**EXERCISE BRIEF**
Lines of the data that contain the word "icon" are the ones to copy.

------ DATASET EXTRACT

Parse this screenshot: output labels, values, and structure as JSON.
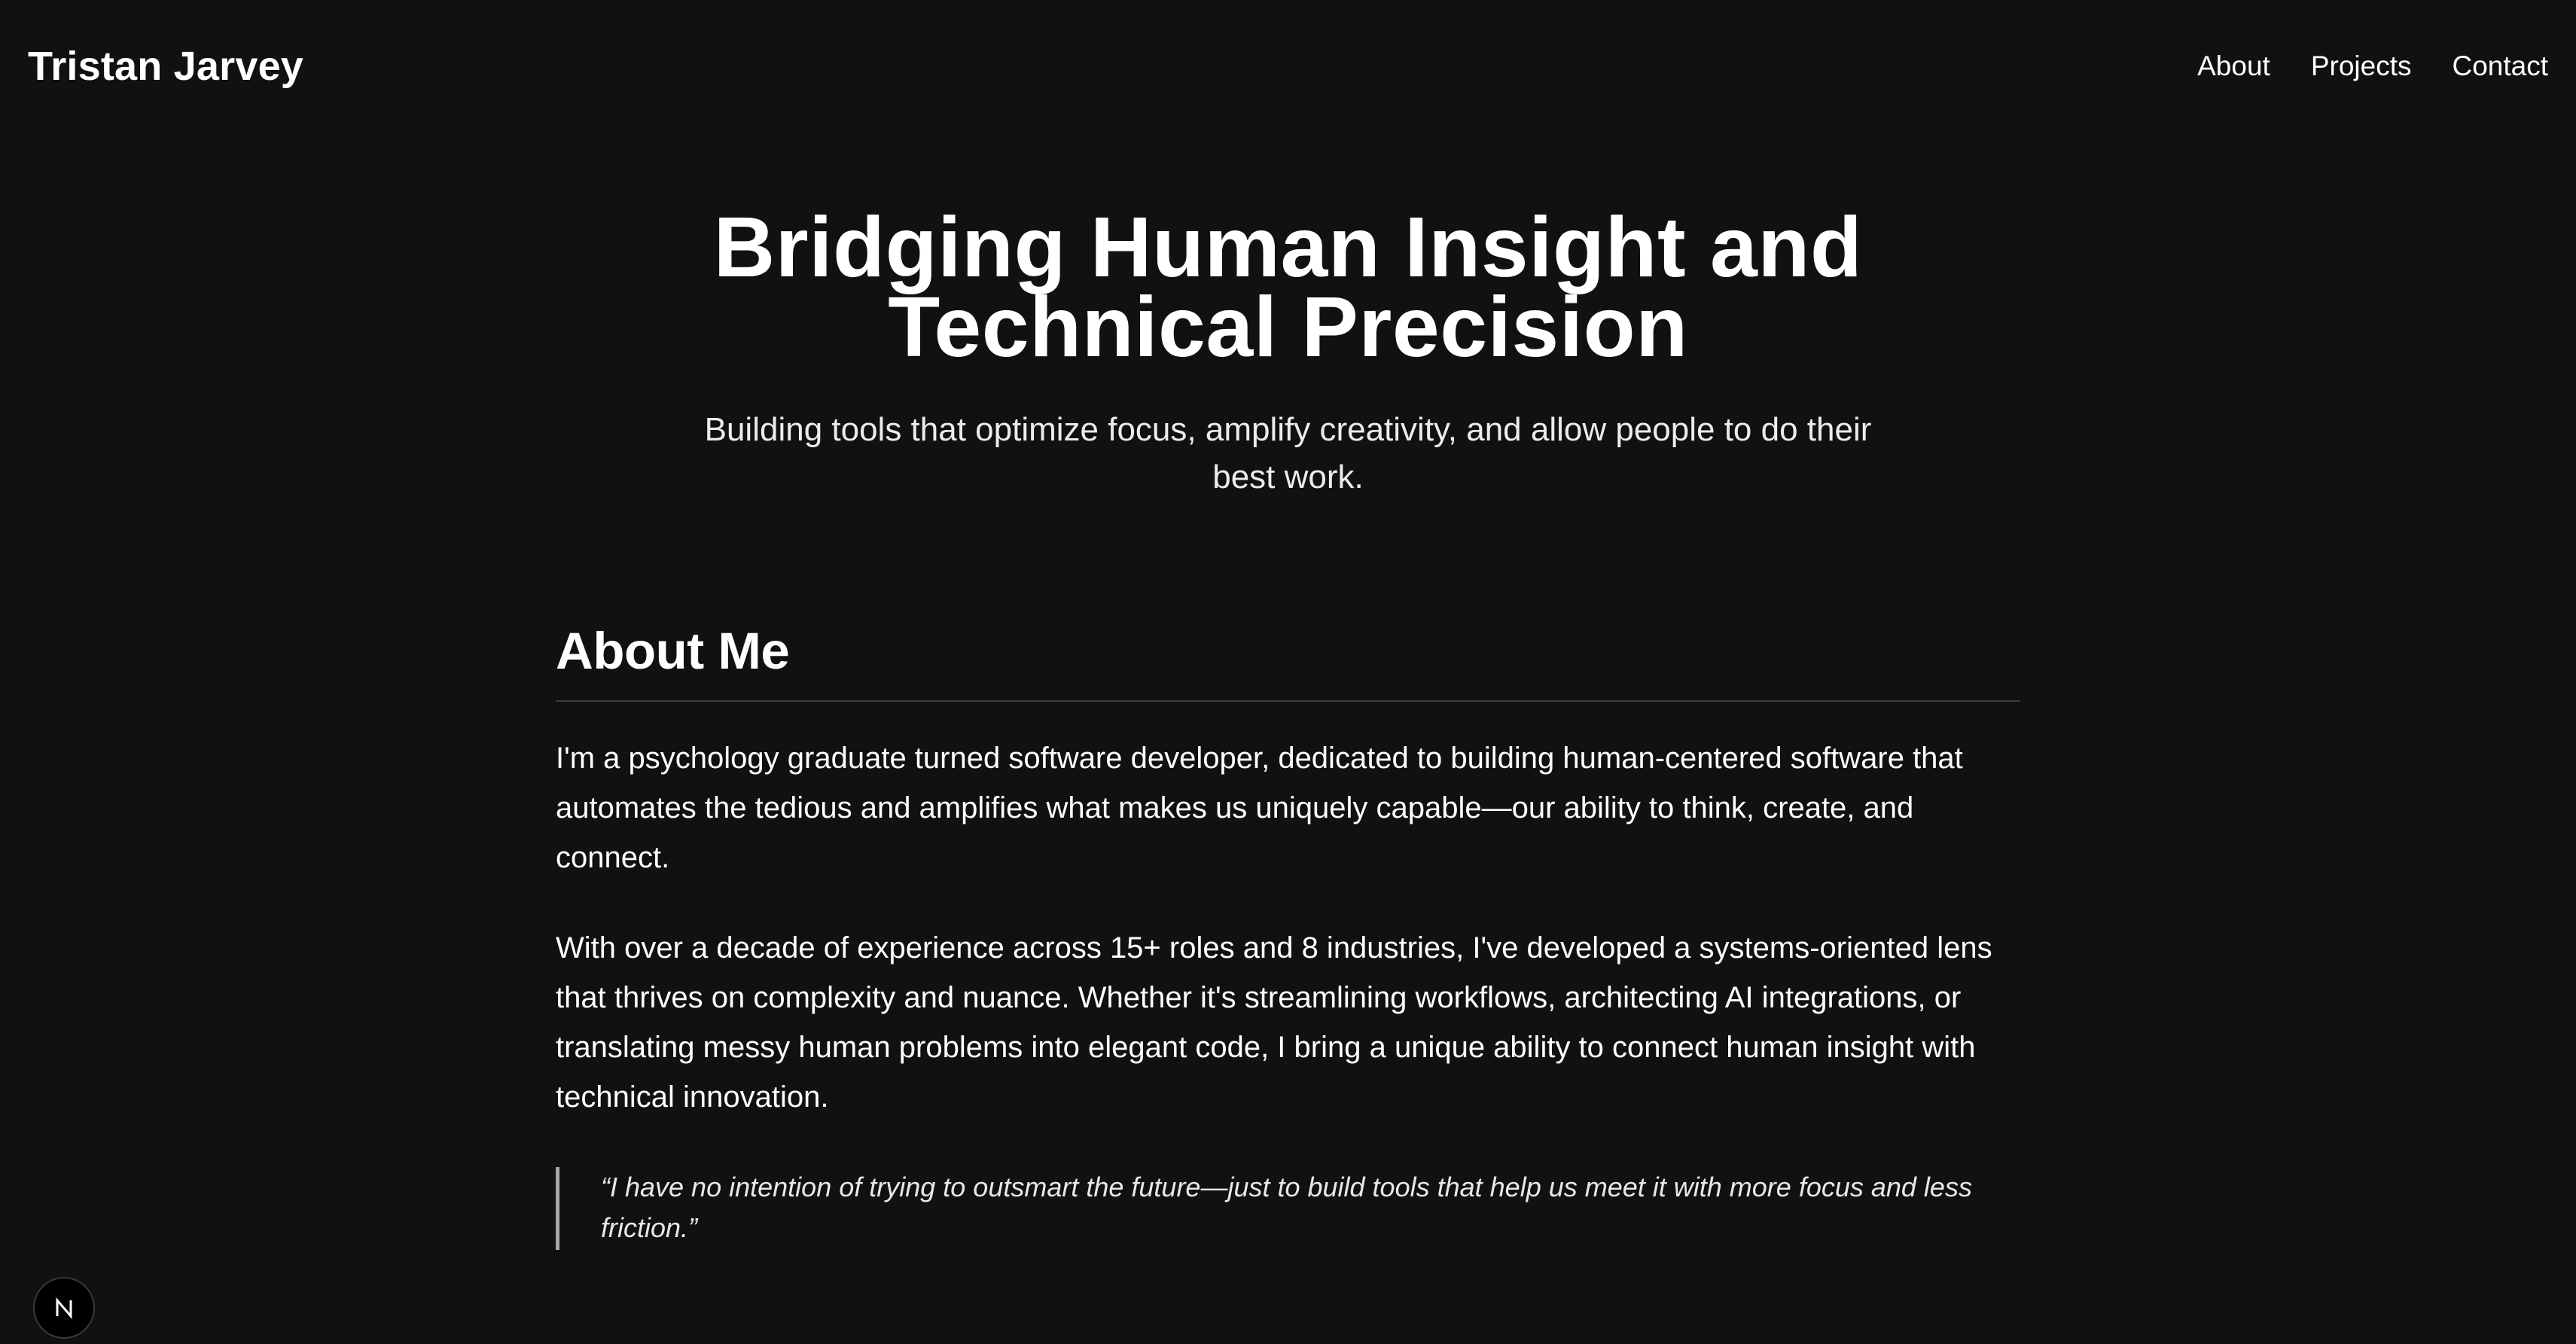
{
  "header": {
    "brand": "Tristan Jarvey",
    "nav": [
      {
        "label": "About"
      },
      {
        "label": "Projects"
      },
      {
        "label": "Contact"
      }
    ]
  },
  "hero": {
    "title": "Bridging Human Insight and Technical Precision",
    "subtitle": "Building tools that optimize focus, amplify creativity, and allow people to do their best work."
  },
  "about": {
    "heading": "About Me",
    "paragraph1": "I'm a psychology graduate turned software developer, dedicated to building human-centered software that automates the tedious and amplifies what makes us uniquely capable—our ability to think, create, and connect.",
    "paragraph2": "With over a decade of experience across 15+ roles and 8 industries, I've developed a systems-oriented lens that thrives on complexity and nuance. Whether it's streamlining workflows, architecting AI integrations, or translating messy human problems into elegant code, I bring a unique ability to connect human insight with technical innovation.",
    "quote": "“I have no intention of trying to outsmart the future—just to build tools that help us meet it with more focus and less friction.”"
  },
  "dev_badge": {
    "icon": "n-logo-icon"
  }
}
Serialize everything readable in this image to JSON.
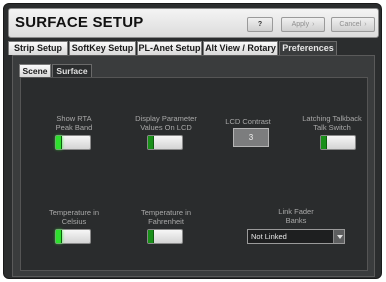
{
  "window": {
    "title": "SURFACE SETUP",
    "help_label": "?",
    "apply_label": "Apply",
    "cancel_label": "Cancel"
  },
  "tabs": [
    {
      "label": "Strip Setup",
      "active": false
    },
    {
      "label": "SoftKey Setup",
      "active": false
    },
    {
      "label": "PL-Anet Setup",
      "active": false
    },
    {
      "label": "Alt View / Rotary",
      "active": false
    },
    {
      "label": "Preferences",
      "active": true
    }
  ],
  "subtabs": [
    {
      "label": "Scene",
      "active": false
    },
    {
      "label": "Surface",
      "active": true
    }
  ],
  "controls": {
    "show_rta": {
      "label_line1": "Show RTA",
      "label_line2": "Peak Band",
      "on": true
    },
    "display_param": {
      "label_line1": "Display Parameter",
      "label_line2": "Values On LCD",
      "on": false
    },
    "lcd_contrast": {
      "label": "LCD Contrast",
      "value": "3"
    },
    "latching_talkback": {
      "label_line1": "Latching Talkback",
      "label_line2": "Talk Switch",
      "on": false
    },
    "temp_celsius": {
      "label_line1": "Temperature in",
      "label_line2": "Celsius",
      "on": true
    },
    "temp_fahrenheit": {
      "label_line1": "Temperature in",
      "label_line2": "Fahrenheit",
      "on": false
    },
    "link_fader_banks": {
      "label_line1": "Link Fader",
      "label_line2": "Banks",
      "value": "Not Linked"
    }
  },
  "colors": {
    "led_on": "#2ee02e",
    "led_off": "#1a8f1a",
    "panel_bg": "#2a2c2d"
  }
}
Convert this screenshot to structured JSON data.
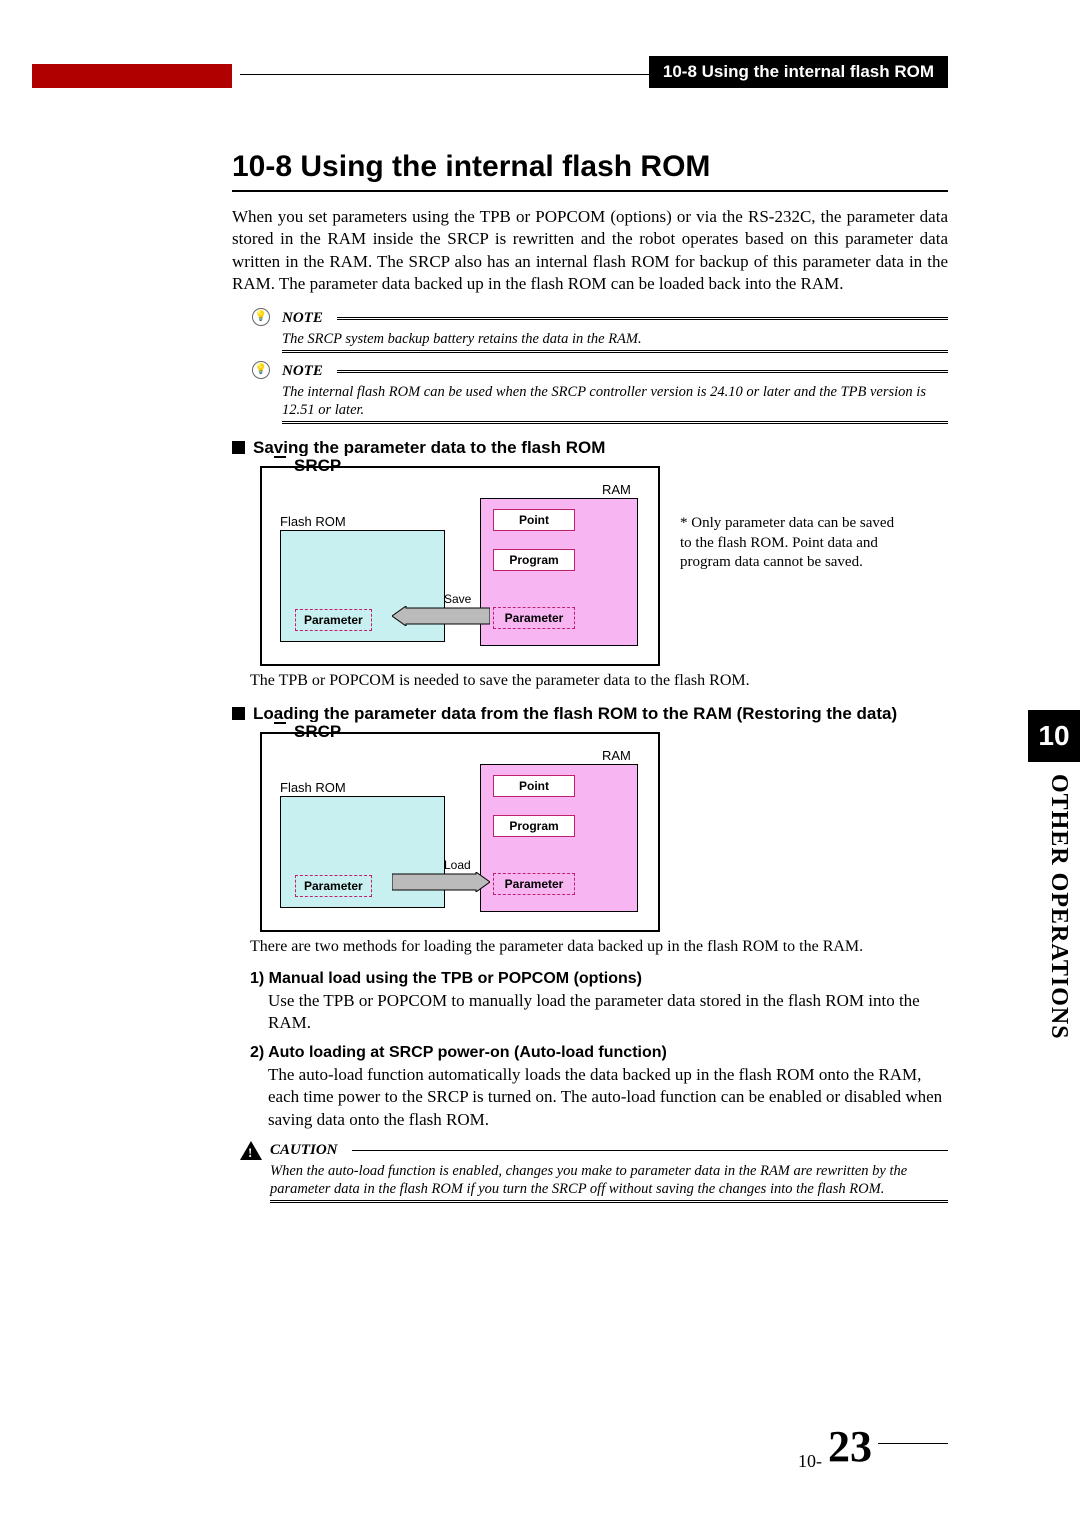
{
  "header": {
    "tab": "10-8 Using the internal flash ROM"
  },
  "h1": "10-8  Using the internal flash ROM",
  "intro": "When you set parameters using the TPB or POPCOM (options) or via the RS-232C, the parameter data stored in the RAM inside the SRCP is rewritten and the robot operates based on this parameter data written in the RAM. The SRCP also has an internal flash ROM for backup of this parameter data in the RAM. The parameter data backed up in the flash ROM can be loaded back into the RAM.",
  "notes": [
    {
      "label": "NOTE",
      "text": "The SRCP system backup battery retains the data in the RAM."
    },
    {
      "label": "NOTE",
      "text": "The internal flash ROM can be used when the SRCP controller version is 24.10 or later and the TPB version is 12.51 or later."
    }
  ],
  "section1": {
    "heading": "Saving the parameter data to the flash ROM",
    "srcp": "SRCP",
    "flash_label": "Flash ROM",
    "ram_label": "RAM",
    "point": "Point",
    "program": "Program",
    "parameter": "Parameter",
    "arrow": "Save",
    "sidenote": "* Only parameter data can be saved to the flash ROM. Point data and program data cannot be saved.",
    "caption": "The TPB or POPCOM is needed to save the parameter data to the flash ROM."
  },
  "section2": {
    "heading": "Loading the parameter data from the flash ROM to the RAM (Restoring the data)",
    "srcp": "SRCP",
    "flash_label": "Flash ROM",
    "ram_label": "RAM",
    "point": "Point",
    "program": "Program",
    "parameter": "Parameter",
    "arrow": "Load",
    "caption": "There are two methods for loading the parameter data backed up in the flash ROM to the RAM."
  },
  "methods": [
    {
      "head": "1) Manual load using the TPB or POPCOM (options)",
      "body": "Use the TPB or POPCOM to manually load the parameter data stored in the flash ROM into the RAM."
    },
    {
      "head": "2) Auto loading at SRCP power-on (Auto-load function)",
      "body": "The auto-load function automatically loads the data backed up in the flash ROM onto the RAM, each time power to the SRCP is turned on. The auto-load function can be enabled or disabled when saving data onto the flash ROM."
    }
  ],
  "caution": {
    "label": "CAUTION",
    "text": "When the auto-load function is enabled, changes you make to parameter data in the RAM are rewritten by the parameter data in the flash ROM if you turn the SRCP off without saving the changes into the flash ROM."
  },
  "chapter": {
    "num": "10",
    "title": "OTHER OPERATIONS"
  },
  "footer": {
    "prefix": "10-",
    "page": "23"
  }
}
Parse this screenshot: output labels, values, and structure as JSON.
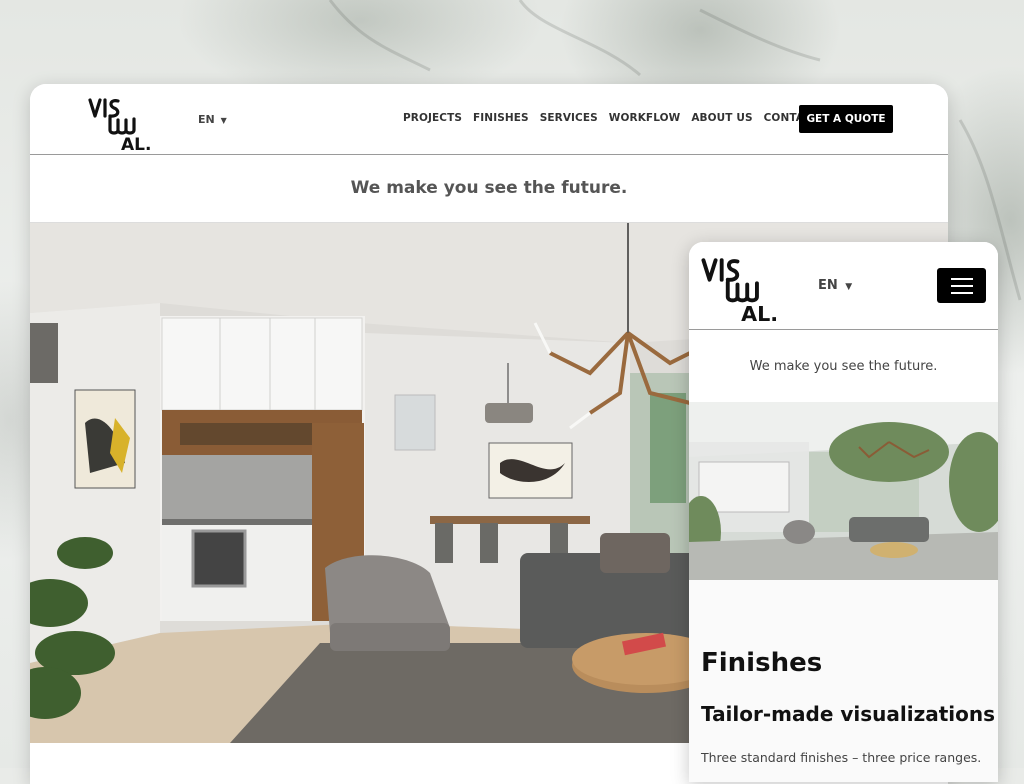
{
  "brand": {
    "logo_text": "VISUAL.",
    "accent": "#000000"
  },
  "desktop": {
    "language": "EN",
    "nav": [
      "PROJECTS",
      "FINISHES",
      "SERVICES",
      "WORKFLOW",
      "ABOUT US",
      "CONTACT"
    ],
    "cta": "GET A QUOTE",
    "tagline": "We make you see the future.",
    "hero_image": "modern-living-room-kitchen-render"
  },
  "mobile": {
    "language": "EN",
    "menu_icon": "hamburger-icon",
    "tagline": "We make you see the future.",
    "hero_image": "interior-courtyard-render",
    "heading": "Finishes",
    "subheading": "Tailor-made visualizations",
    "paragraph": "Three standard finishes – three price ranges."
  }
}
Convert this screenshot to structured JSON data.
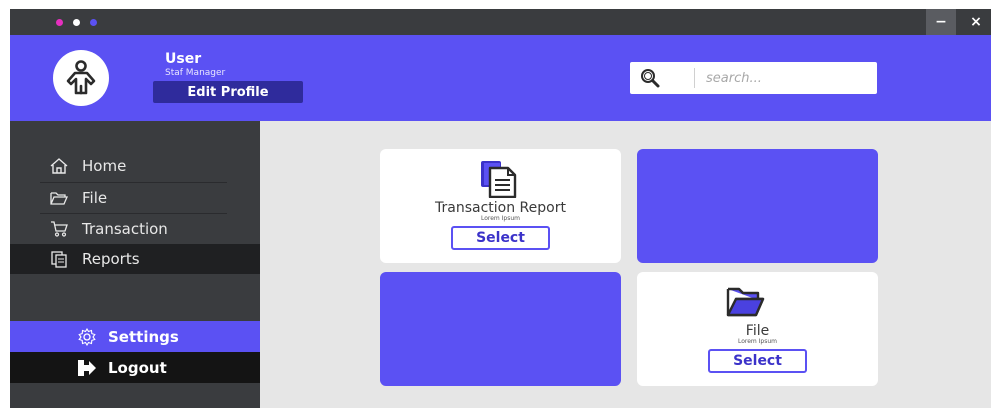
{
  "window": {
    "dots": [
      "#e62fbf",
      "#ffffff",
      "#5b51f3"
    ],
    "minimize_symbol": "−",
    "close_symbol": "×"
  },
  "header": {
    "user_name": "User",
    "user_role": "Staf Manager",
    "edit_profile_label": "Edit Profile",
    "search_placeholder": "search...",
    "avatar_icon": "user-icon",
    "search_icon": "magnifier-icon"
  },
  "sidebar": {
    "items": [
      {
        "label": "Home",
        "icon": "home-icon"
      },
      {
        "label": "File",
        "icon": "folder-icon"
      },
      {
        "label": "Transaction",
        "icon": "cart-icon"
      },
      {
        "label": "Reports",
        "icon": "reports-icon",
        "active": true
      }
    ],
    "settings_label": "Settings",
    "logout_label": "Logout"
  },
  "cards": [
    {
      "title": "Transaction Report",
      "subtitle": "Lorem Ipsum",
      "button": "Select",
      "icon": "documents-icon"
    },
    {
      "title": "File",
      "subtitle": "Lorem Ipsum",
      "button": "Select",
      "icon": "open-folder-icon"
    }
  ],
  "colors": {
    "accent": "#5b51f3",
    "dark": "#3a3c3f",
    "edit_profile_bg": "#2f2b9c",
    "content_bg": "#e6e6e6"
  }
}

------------

**SOLUTION FOR THIS EXERCISE**
    "icon": "n-logo-icon"
    "menu_icon": "hamburger-icon",
    "avatar_icon": "user-icon",
    "search_icon": "magnifier-icon"
        "icon": "home-icon"
        "icon": "folder-icon"
        "icon": "cart-icon"
        "icon": "reports-icon",
      "icon": "documents-icon"
      "icon": "open-folder-icon"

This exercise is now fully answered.